By Sandra Kanthal
Producer, Alvin Hall's World of Money
Donald Trump Jr has not noticed any downturn for prestige properties
Until recently, house prices had been on a seemingly unstoppable upward spiral.
Property had become the asset of choice for both private and professional investors.
But then the credit crunch hit.
House prices across the UK and elsewhere around the globe went into free fall.
Investing in property is now the preserve only of the very brave, the very stupid or the fabulously rich.
At the top end of the market properties are still changing hands for many millions of pounds.
These high-end properties exist in a market climate all their own and for many buyers and sellers the odd 10% rise or fall in the asking price for these hard to find homes hardly makes a difference.
For the super rich the cost of one house hardly matters, as they are more than likely to own portfolios of properties around the world.
What is being bought is a way of life.
"The marketplace is all about buying a lifestyle," says Jonathan Hewlett of high end property consultants, Savills.
"Wealthy people come to London or already exist in London, they want to buy properties like we go to the shops to buy a suit or a tie and the thought of having to wait six months or three years is too much for them.
"Time is money to most of them - it's find something that's ready, let's go for it."
Mr Hewlett has been in the business for nearly 25 years, watching the market's ebbs and flows, and has seen how things have changed.
"When I started you counted on your fingers the number of £1m - and I mean £1m properties - now the market goes up to £100m.
"There are certainly quite a few sales that I have been involved around £50m."
In New York the high end goes up to sky-scraping levels as well.
Fifteen Central Park West was designed by Robert A.M. Stern
Fifteen Central Park West is one of the newest residential properties to spring up for the super wealthy of Manhattan.
It boasts private wine cellars, its own library, a private cinema screening room, and a chef on call 12 hours a day.
William Zeckendorf, who developed this site with his brother Arthur, seems quite pleased with the way sales are going.
"The apartments start at approximately $5m (£2.5m) and how high do they go? You can use your imagination but we have had many sales over $40m," he said.
"We're sold out now so we sold $2bn of apartments in about two years."
These are not small flats either so many residents decide to buy extra space to house their staff.
"We have three floors of maid suites - those are all about 600 sq ft (56 sq m) - there are some that are a 1,000 sq ft (93 sq m) and those were sold out immediately," he added.

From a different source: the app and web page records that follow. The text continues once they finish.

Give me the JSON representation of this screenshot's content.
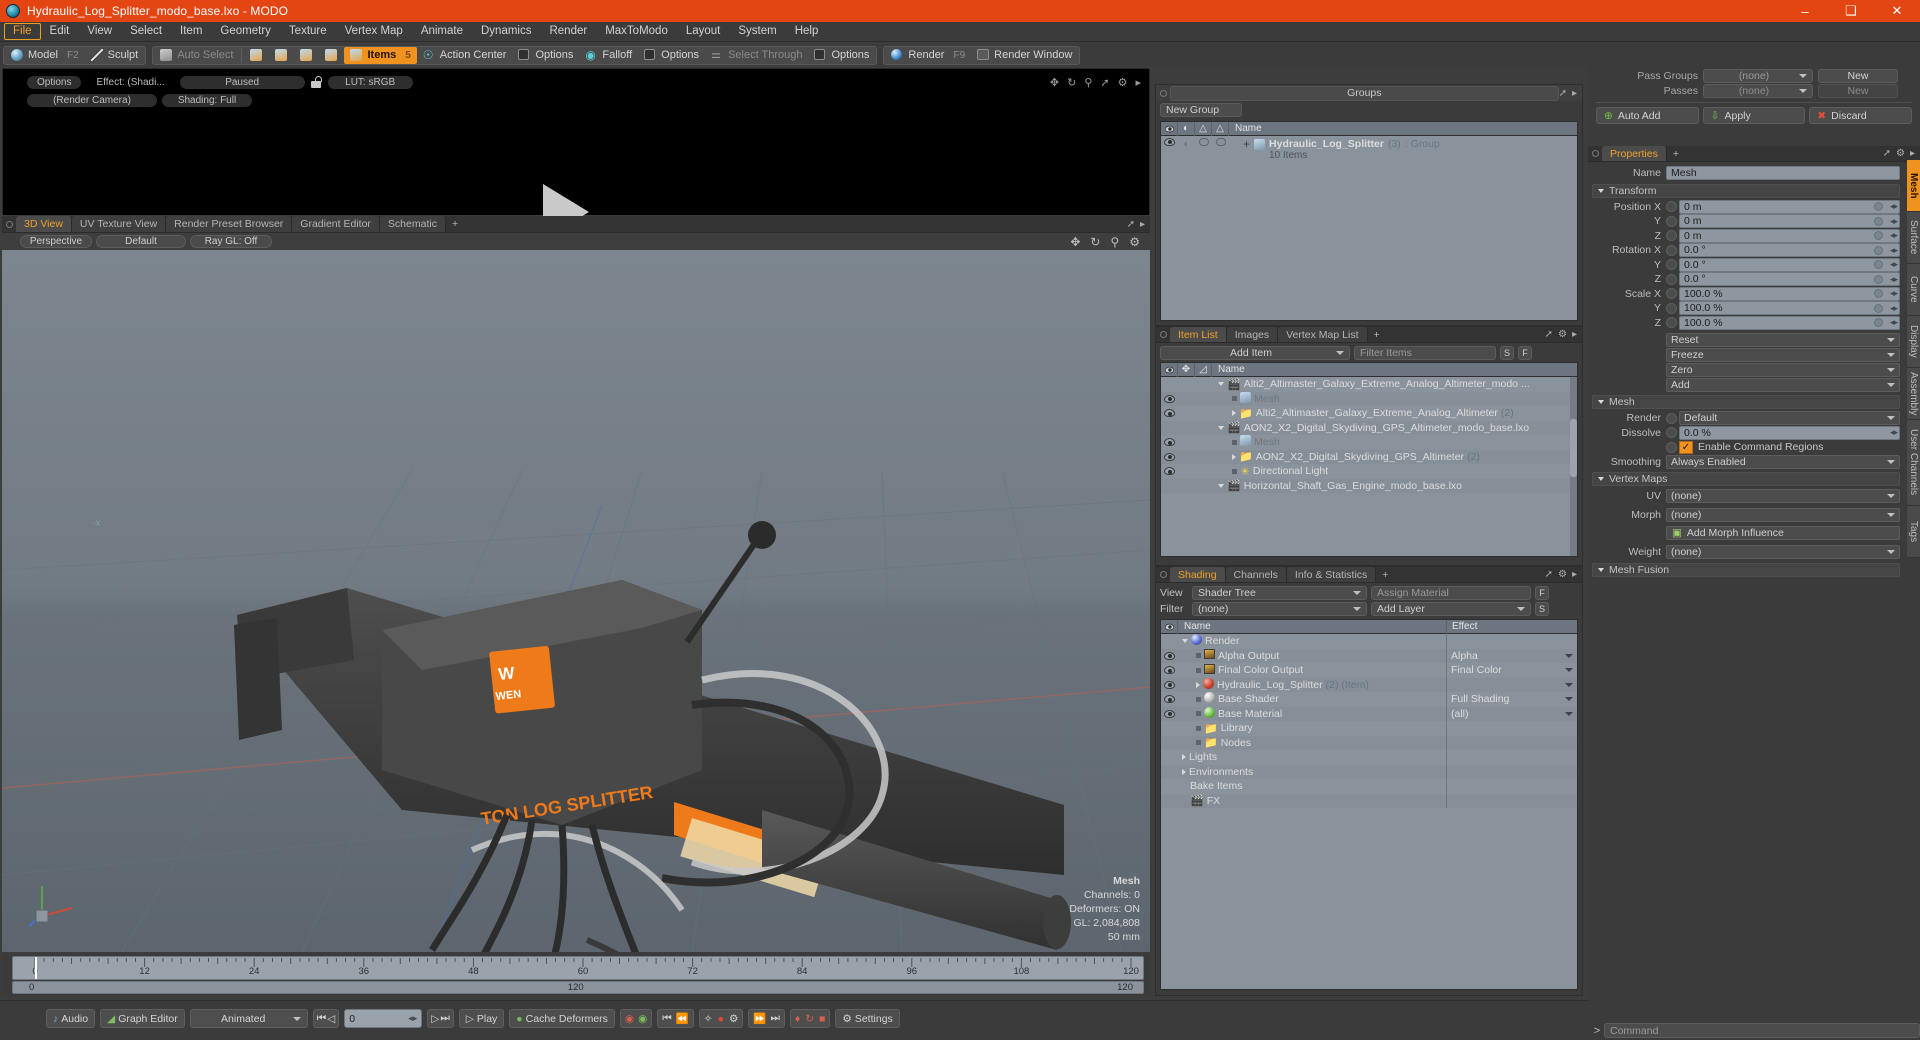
{
  "window": {
    "title": "Hydraulic_Log_Splitter_modo_base.lxo - MODO",
    "minimize": "–",
    "maximize": "❑",
    "close": "✕"
  },
  "menubar": {
    "items": [
      "File",
      "Edit",
      "View",
      "Select",
      "Item",
      "Geometry",
      "Texture",
      "Vertex Map",
      "Animate",
      "Dynamics",
      "Render",
      "MaxToModo",
      "Layout",
      "System",
      "Help"
    ],
    "active": "File"
  },
  "toolbar": {
    "groups": [
      {
        "buttons": [
          {
            "label": "Model",
            "icon": "sphere-icon",
            "state": "normal",
            "key": "F2"
          },
          {
            "label": "Sculpt",
            "icon": "brush-icon",
            "state": "normal",
            "key": ""
          }
        ]
      },
      {
        "buttons": [
          {
            "label": "Auto Select",
            "icon": "cube-grey-icon",
            "state": "dim",
            "key": ""
          },
          {
            "label": "",
            "icon": "vertex-icon",
            "state": "normal",
            "key": ""
          },
          {
            "label": "",
            "icon": "edge-icon",
            "state": "normal",
            "key": ""
          },
          {
            "label": "",
            "icon": "polygon-icon",
            "state": "normal",
            "key": ""
          },
          {
            "label": "",
            "icon": "material-icon",
            "state": "normal",
            "key": ""
          },
          {
            "label": "Items",
            "icon": "items-icon",
            "state": "on",
            "key": "5"
          },
          {
            "label": "Action Center",
            "icon": "action-center-icon",
            "state": "normal",
            "key": ""
          },
          {
            "label": "Options",
            "icon": "options-icon",
            "state": "normal",
            "key": ""
          },
          {
            "label": "Falloff",
            "icon": "falloff-icon",
            "state": "normal",
            "key": ""
          },
          {
            "label": "Options",
            "icon": "options-icon",
            "state": "normal",
            "key": ""
          },
          {
            "label": "Select Through",
            "icon": "select-through-icon",
            "state": "dim",
            "key": ""
          },
          {
            "label": "Options",
            "icon": "options-icon",
            "state": "normal",
            "key": ""
          }
        ]
      },
      {
        "buttons": [
          {
            "label": "Render",
            "icon": "render-icon",
            "state": "normal",
            "key": "F9"
          },
          {
            "label": "Render Window",
            "icon": "render-window-icon",
            "state": "normal",
            "key": ""
          }
        ]
      }
    ]
  },
  "preview": {
    "toolbar_row1": [
      "Options",
      "Effect: (Shadi...",
      "Paused"
    ],
    "lock_icon": "unlock-icon",
    "lut": "LUT: sRGB",
    "toolbar_row2": [
      "(Render Camera)",
      "Shading: Full"
    ],
    "play_overlay": "play-triangle-icon"
  },
  "viewport": {
    "tabs": [
      {
        "label": "3D View",
        "active": true
      },
      {
        "label": "UV Texture View",
        "active": false
      },
      {
        "label": "Render Preset Browser",
        "active": false
      },
      {
        "label": "Gradient Editor",
        "active": false
      },
      {
        "label": "Schematic",
        "active": false
      }
    ],
    "tab_add": "+",
    "header_buttons": [
      "Perspective",
      "Default",
      "Ray GL: Off"
    ],
    "icons": [
      "move-icon",
      "rotate-icon",
      "zoom-icon",
      "gear-icon"
    ],
    "hud": {
      "title": "Mesh",
      "lines": [
        "Channels: 0",
        "Deformers: ON",
        "GL: 2,084,808",
        "50 mm"
      ]
    },
    "axis_labels": {
      "x": "-x",
      "gizmo": "axis-gizmo"
    }
  },
  "groups_panel": {
    "title": "Groups",
    "new_group_button": "New Group",
    "columns": [
      "eye-icon",
      "render-icon",
      "lock-icon",
      "select-icon",
      "Name"
    ],
    "rows": [
      {
        "expander": "+",
        "name": "Hydraulic_Log_Splitter",
        "count": "(3)",
        "kind": ": Group",
        "sub": "10 Items"
      }
    ]
  },
  "item_list": {
    "tabs": [
      {
        "label": "Item List",
        "active": true
      },
      {
        "label": "Images",
        "active": false
      },
      {
        "label": "Vertex Map List",
        "active": false
      }
    ],
    "tab_add": "+",
    "add_item": "Add Item",
    "filter_placeholder": "Filter Items",
    "small_buttons": [
      "S",
      "F"
    ],
    "columns": [
      "eye-icon",
      "move-icon",
      "axis-icon",
      "Name"
    ],
    "rows": [
      {
        "indent": 0,
        "expander": "down",
        "icon": "scene-icon",
        "name": "Alti2_Altimaster_Galaxy_Extreme_Analog_Altimeter_modo ...",
        "count": "",
        "eye": false,
        "muted": false
      },
      {
        "indent": 1,
        "expander": "none",
        "icon": "mesh-icon",
        "name": "Mesh",
        "count": "",
        "eye": true,
        "muted": true
      },
      {
        "indent": 1,
        "expander": "right",
        "icon": "folder-icon",
        "name": "Alti2_Altimaster_Galaxy_Extreme_Analog_Altimeter",
        "count": "(2)",
        "eye": true,
        "muted": false
      },
      {
        "indent": 0,
        "expander": "down",
        "icon": "scene-icon",
        "name": "AON2_X2_Digital_Skydiving_GPS_Altimeter_modo_base.lxo",
        "count": "",
        "eye": false,
        "muted": false
      },
      {
        "indent": 1,
        "expander": "none",
        "icon": "mesh-icon",
        "name": "Mesh",
        "count": "",
        "eye": true,
        "muted": true
      },
      {
        "indent": 1,
        "expander": "right",
        "icon": "folder-icon",
        "name": "AON2_X2_Digital_Skydiving_GPS_Altimeter",
        "count": "(2)",
        "eye": true,
        "muted": false
      },
      {
        "indent": 1,
        "expander": "none",
        "icon": "light-icon",
        "name": "Directional Light",
        "count": "",
        "eye": true,
        "muted": false
      },
      {
        "indent": 0,
        "expander": "down",
        "icon": "scene-icon",
        "name": "Horizontal_Shaft_Gas_Engine_modo_base.lxo",
        "count": "",
        "eye": false,
        "muted": false
      }
    ]
  },
  "shading_panel": {
    "tabs": [
      {
        "label": "Shading",
        "active": true
      },
      {
        "label": "Channels",
        "active": false
      },
      {
        "label": "Info & Statistics",
        "active": false
      }
    ],
    "tab_add": "+",
    "view_label": "View",
    "view_value": "Shader Tree",
    "assign_material": "Assign Material",
    "filter_label": "Filter",
    "filter_value": "(none)",
    "add_layer": "Add Layer",
    "btn_f": "F",
    "btn_s": "S",
    "columns": [
      "eye-icon",
      "Name",
      "Effect"
    ],
    "rows": [
      {
        "indent": 0,
        "expander": "down",
        "icon": "render-ball-icon",
        "name": "Render",
        "extra": "",
        "effect": "",
        "eye": false,
        "dd": false
      },
      {
        "indent": 1,
        "expander": "none",
        "icon": "image-icon",
        "name": "Alpha Output",
        "extra": "",
        "effect": "Alpha",
        "eye": true,
        "dd": true
      },
      {
        "indent": 1,
        "expander": "none",
        "icon": "image-icon",
        "name": "Final Color Output",
        "extra": "",
        "effect": "Final Color",
        "eye": true,
        "dd": true
      },
      {
        "indent": 1,
        "expander": "right",
        "icon": "material-ball-icon",
        "name": "Hydraulic_Log_Splitter",
        "extra": "(2) (Item)",
        "effect": "",
        "eye": true,
        "dd": true
      },
      {
        "indent": 1,
        "expander": "none",
        "icon": "shader-ball-icon",
        "name": "Base Shader",
        "extra": "",
        "effect": "Full Shading",
        "eye": true,
        "dd": true
      },
      {
        "indent": 1,
        "expander": "none",
        "icon": "green-ball-icon",
        "name": "Base Material",
        "extra": "",
        "effect": "(all)",
        "eye": true,
        "dd": true
      },
      {
        "indent": 1,
        "expander": "none",
        "icon": "folder-icon",
        "name": "Library",
        "extra": "",
        "effect": "",
        "eye": false,
        "dd": false
      },
      {
        "indent": 1,
        "expander": "none",
        "icon": "folder-icon",
        "name": "Nodes",
        "extra": "",
        "effect": "",
        "eye": false,
        "dd": false
      },
      {
        "indent": 0,
        "expander": "right",
        "icon": "none",
        "name": "Lights",
        "extra": "",
        "effect": "",
        "eye": false,
        "dd": false
      },
      {
        "indent": 0,
        "expander": "right",
        "icon": "none",
        "name": "Environments",
        "extra": "",
        "effect": "",
        "eye": false,
        "dd": false
      },
      {
        "indent": 0,
        "expander": "none",
        "icon": "none",
        "name": "Bake Items",
        "extra": "",
        "effect": "",
        "eye": false,
        "dd": false
      },
      {
        "indent": 0,
        "expander": "none",
        "icon": "scene-icon",
        "name": "FX",
        "extra": "",
        "effect": "",
        "eye": false,
        "dd": false
      }
    ]
  },
  "passes_panel": {
    "pass_groups_label": "Pass Groups",
    "pass_groups_value": "(none)",
    "pass_groups_new": "New",
    "passes_label": "Passes",
    "passes_value": "(none)",
    "passes_new": "New",
    "auto_add": "Auto Add",
    "apply": "Apply",
    "discard": "Discard"
  },
  "properties": {
    "tabs": [
      {
        "label": "Properties",
        "active": true
      }
    ],
    "tab_add": "+",
    "name_label": "Name",
    "name_value": "Mesh",
    "transform_header": "Transform",
    "transform": [
      {
        "label": "Position X",
        "value": "0 m"
      },
      {
        "label": "Y",
        "value": "0 m"
      },
      {
        "label": "Z",
        "value": "0 m"
      },
      {
        "label": "Rotation X",
        "value": "0.0 °"
      },
      {
        "label": "Y",
        "value": "0.0 °"
      },
      {
        "label": "Z",
        "value": "0.0 °"
      },
      {
        "label": "Scale X",
        "value": "100.0 %"
      },
      {
        "label": "Y",
        "value": "100.0 %"
      },
      {
        "label": "Z",
        "value": "100.0 %"
      }
    ],
    "transform_actions": [
      "Reset",
      "Freeze",
      "Zero",
      "Add"
    ],
    "mesh_header": "Mesh",
    "mesh": {
      "render_label": "Render",
      "render_value": "Default",
      "dissolve_label": "Dissolve",
      "dissolve_value": "0.0 %",
      "enable_command_regions": "Enable Command Regions",
      "enable_command_regions_checked": true,
      "smoothing_label": "Smoothing",
      "smoothing_value": "Always Enabled"
    },
    "vertex_maps_header": "Vertex Maps",
    "vertex_maps": {
      "uv_label": "UV",
      "uv_value": "(none)",
      "morph_label": "Morph",
      "morph_value": "(none)",
      "add_morph_influence": "Add Morph Influence",
      "weight_label": "Weight",
      "weight_value": "(none)"
    },
    "mesh_fusion_header": "Mesh Fusion",
    "side_tabs": [
      {
        "label": "Mesh",
        "active": true
      },
      {
        "label": "Surface",
        "active": false
      },
      {
        "label": "Curve",
        "active": false
      },
      {
        "label": "Display",
        "active": false
      },
      {
        "label": "Assembly",
        "active": false
      },
      {
        "label": "User Channels",
        "active": false
      },
      {
        "label": "Tags",
        "active": false
      }
    ]
  },
  "timeline": {
    "ticks": [
      "0",
      "12",
      "24",
      "36",
      "48",
      "60",
      "72",
      "84",
      "96",
      "108",
      "120"
    ],
    "range_start": "0",
    "range_mid": "120",
    "range_end": "120"
  },
  "statusbar": {
    "audio": "Audio",
    "graph_editor": "Graph Editor",
    "mode": "Animated",
    "frame_value": "0",
    "play": "Play",
    "cache_deformers": "Cache Deformers",
    "settings": "Settings",
    "transport_icons": [
      "skip-start-icon",
      "step-back-icon",
      "step-forward-icon",
      "skip-end-icon"
    ],
    "key_icons": [
      "key-red-icon",
      "key-green-icon",
      "prev-key-icon",
      "first-key-icon",
      "auto-key-icon",
      "record-icon",
      "key-filter-icon",
      "next-key-icon",
      "last-key-icon",
      "key-a-icon",
      "key-cycle-icon",
      "key-delete-icon"
    ]
  },
  "command_bar": {
    "prompt": ">",
    "placeholder": "Command"
  },
  "colors": {
    "accent": "#f0921e",
    "title_bar": "#e34612",
    "panel_bg": "#3b3b3b",
    "list_bg": "#8a939c",
    "header_bg": "#6d7680"
  }
}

In case you are interested, the staff quarters will set you back anything from £1.2m to £2.4m.
A name that is synonymous with luxury housing in New York is Donald Trump, and his son Donald Trump Jr has followed his dad into the family trade.
He has not noticed any downturn for prestige properties.
"The places where we are producing best are actually in our very large units - we sold a unit in Trump World Tower for $39m.
"We have an apartment in Trump Park Avenue for $45m and those are the things that are seeing the most interest, because as the economy waxes and wanes, there still tend to be people in that top one percentile.
"For them it's almost irrelevant, meaning they're not affected by the sub prime crisis - they are not worried about getting a mortgage.
"If they want, they close on their apartments," he added.
But can this buoyancy in the top of the market really last?
At Barclays Wealth Management, Michael Dicks says that buying at this level of the market might be a way to hedge one's bets against the worst of the cyclical downturn.
"It's difficult to know for sure, but probably you have more insurance, if you like, buying at that end of the market, so it's not so much of your wealth.
"It's part of your investment portfolio, but it's not a huge part.
"I think for most people, losing your job means that you struggle to meet your mortgage payments, and as a result the housing market is very sensitive to the economic cycle.
"If it's only one of your properties - or only a part of your portfolio - it may well be that you can get through an economic cycle without missing out on those payments that you owe."
The difference between the rich and the super rich has become more pronounced in the past decade, so it is not surprising that the difference in the properties in which we live would be more pronounced as well.
It seems that if you have the money to live at the top of the housing ladder you can sleep easily knowing your property investments probably are as safe as houses.
BBC Radio 4's Alvin Hall's World of Money was broadcast on Saturday, 16 August 2008 at 1204 BST, and was repeated in a longer version on Monday, 18 August 2008 at 1502.